With more than one third of the world’s population online, the Internet has become part of modern living. Online,
communities of people aggregate, sharing common interests, ideas, and feelings over the Internet. In this article we focus on
such online communities, so-called virtual communities (VCs), and investigate how people in VCs experience influence, a
dimension of Sense of Community (SOC). Main research questions are: “Do users have some influence over what the VC
does?”, and “Does the VC have some influence over what users do?”. We used Porter’s typology of VCs to select four case
studies; a social VC (“GSCAI”), a professional VC (“Diarioclown”), a non-profit VC (“AZALEA”) and a commercial VC
(“F&G”) and conducted 49 in-depth qualitative interviews with their members. Our results show the positive effects but also
the limits of VCs in supporting feeling of influence (FOI). VCs can be cost-effective and powerful tools to support people’s
sense of influence, and – to a broader extent – sense of community. Nevertheless VCs can also “destroy” or “damage” a group.
On a theoretical level, our study points to the applicability and usefulness of Porter's typology for studying contemporary
online virtual communities.
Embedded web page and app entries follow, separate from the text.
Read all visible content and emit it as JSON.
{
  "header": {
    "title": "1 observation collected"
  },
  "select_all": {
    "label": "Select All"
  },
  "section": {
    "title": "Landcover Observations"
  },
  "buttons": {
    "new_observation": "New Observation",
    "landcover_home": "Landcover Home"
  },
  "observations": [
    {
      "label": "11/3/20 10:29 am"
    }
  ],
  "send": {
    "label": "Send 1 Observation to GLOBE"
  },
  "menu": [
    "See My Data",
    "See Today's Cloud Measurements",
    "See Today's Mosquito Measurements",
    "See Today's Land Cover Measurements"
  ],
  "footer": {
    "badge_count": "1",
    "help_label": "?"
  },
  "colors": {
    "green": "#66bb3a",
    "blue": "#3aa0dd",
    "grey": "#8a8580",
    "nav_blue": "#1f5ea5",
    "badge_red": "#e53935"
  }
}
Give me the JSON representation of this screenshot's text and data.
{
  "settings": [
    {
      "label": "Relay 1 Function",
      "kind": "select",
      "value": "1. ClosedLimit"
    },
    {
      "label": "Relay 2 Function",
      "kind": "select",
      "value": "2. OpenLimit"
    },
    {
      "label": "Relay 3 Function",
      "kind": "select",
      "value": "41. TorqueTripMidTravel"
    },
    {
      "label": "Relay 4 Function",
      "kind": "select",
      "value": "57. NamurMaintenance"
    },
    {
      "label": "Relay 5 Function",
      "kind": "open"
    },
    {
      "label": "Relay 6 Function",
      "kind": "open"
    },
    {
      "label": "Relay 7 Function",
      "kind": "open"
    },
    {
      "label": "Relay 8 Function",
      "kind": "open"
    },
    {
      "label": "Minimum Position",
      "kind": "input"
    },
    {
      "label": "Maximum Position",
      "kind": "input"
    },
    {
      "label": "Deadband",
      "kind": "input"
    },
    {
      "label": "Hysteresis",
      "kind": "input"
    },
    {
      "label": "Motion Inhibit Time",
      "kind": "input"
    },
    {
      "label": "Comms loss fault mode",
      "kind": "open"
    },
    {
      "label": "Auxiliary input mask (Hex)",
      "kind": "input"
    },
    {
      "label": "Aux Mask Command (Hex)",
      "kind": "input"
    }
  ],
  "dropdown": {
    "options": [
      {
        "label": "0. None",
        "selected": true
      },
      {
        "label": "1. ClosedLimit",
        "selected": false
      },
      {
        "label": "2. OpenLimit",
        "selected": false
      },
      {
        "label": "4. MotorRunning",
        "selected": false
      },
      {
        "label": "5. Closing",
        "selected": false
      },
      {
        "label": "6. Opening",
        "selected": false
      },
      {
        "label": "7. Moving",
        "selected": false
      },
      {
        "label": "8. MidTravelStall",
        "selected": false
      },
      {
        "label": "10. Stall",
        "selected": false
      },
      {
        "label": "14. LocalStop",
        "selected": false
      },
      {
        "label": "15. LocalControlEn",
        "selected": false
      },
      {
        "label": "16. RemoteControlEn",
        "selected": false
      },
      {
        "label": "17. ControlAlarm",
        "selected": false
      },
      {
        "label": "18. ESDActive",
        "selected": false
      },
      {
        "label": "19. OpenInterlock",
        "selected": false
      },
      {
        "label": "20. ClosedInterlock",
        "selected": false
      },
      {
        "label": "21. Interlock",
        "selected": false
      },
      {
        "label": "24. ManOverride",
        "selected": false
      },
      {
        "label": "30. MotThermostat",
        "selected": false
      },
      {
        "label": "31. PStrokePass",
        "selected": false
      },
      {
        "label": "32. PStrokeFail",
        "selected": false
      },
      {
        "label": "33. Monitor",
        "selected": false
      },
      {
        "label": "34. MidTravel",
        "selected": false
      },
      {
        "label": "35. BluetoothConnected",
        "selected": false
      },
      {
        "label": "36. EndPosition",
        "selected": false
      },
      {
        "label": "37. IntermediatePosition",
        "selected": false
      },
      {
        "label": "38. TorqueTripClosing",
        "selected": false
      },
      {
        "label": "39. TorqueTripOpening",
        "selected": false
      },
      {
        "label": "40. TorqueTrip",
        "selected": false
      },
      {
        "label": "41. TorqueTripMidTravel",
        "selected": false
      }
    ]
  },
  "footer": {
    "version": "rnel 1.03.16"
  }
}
Keywords- Virtual Communities, Web 2.0, Online Communities, Sense of Community, Feelings of Influence, Qualitative
Research, Multiple Case Study.